  • Reduces the need for burdensome case-by-case analysis
  • Clearly defines the limits of tributaries (i.e., bed, bank, ordinary high water mark) and distinguishes them from dryland ditches and erosional features.
  • Narrows the historic scope of Clean Water Act jurisdiction, excluding some wetlands and other waters protected for decades prior to the 2001 Supreme Court SWANCC ruling.
  • Improves the case for protecting important wetlands located beyond river floodplains, such as the prairie potholes, western vernal pools in California, carolina and delmarva bays and pocosins along the Atlantic coastal plain, and Texas coastal prairie wetlands.

Myth: “Protecting small streams isn’t important.”

Truth: Small “headwater” streams join to create rivers and lakes and the health of the small streams dictates the health of larger water bodies.

Like the capillaries that connect to our arteries, the health of small streams and wetlands is critical to the health of our nation’s rivers, providing key benefits in the form of clean water, flood control, food supply, habitat, and biodiversity.  If we want clean water for drinking, fishing, recreation, and industrial uses we MUST protect headwater streams.

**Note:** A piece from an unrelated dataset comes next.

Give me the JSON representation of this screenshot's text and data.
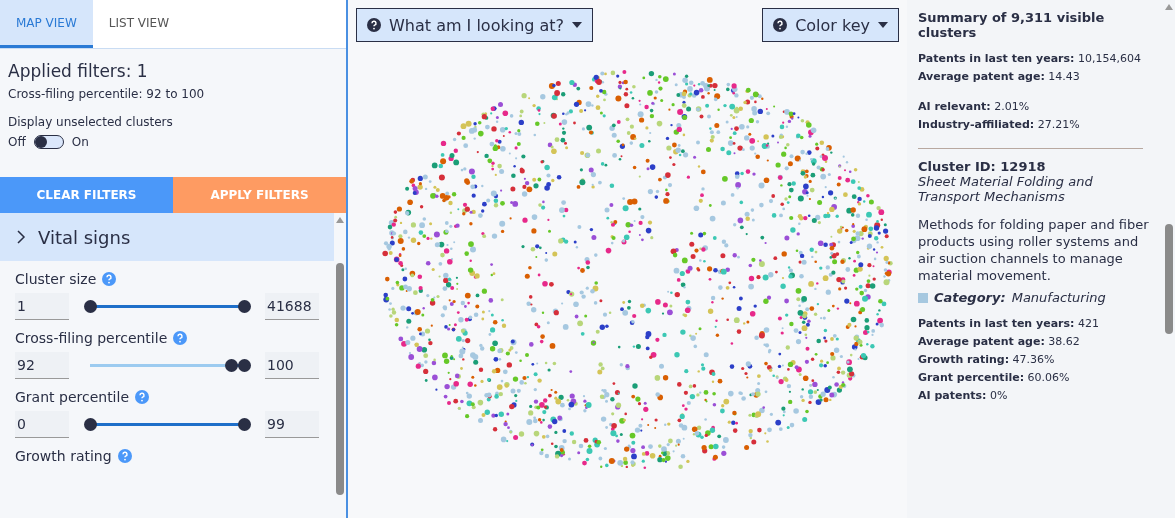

Myth: “The Clean Water Rule is too broad and will protect ‘puddles and ditches.’”  

Truth: The Rule explicitly states exclusions, including features that serve only to convey rainwater or are entirely man-made.

The Clean Water Rule specifically excludes:

  • Drainage ditches not constructed in streams and that flow only when it rains
  • Artificially irrigated areas that would revert to upland should irrigation cease
  • Artificial lakes or ponds constructed on dry land and used for agricultural purposes
  • Artificial ornamental waters created in uplands for primarily aesthetic reasons
  • Water-filled depressions created as a result of construction activity
  • Groundwater, shallow subsurface flow, tile drains
  • Gullies, rills, grass swales

Myth: “The 2015 Clean Water Rule was a power grab that significantly expanded waterways considered ‘Waters of the US’ and would make it more difficult to farm or change a farming operation to remain competitive and profitable.”

Truth: The Clean Water Rule sets a clear standard that actually constricts the jurisdiction of the EPA under the Clean Water Act. The Rule also continues previous exemptions, including those for farming and forestry.

The Clean Water Rule restates exemptions for:

  • Most common farming and ranching practices, including “plowing, cultivating, seeding, minor drainage, harvesting for the production of food, fiber, and forest products
  • Construction or maintenance of farm or stock ponds or irrigation ditches, or the maintenance of drainage ditches
  • Agricultural stormwater discharges and return flows from irrigated agriculture
  • Temporary sediment basins on a construction site
  • Construction or maintenance of farm or forest roads or temporary roads for moving mining equipment.

Myth: “The Clean Water Rule has slowed development and reduced job opportunities.”

Truth: The rule actually increases predictability for developers and simplifies the permitting process by removing subjectivity and confusion from decisions on what qualifies as WOTUS.

Additionally, clean water fuels tremendous economic development ($887 billion in annual spending) and 7.6 million jobs. Paddling, hunting, and fishing drive much of this – and all rely on healthy wetlands and headwater streams to provide clean water, strong fish stocks, and healthy game animal populations. Clean water also lowers treatment costs for drinking water and industrial facilities.

Please contact your state legislators and tell them clean water is important to you. Ask them to tell the EPA that they support the Clean Water Rule, and that any changes should follow the same procedures that were used to create it. 

Heather Nix is Upstate Forever's Clean Water Director and can be reached at hnix@upstateforever.org.

Error Message